* Data for the task *
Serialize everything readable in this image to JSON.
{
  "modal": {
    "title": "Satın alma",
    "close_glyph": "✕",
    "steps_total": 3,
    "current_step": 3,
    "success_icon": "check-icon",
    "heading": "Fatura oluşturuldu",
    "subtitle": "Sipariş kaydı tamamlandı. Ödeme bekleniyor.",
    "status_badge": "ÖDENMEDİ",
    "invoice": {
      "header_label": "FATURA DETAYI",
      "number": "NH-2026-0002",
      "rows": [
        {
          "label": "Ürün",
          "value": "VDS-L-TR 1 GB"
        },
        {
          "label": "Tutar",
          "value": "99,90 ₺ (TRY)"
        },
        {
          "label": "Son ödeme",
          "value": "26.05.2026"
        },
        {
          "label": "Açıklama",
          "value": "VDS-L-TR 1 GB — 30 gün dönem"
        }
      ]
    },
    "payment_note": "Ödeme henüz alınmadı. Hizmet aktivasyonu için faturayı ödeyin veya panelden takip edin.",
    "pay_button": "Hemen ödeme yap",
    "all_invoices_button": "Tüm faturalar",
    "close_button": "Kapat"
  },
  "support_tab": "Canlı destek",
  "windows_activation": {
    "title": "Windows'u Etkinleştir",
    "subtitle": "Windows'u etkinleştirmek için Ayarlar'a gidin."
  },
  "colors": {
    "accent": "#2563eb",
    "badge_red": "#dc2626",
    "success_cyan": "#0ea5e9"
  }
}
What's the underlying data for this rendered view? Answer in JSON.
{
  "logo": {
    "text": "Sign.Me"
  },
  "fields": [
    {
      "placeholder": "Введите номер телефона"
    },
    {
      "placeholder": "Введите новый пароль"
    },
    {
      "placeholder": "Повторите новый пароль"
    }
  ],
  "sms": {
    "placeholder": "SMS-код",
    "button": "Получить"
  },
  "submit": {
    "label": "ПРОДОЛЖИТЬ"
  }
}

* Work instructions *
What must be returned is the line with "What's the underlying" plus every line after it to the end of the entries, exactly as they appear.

* Solution to the problem *
What's the underlying data for this rendered view? Answer in JSON.
{
  "logo": {
    "text": "Sign.Me"
  },
  "fields": [
    {
      "placeholder": "Введите номер телефона"
    },
    {
      "placeholder": "Введите новый пароль"
    },
    {
      "placeholder": "Повторите новый пароль"
    }
  ],
  "sms": {
    "placeholder": "SMS-код",
    "button": "Получить"
  },
  "submit": {
    "label": "ПРОДОЛЖИТЬ"
  }
}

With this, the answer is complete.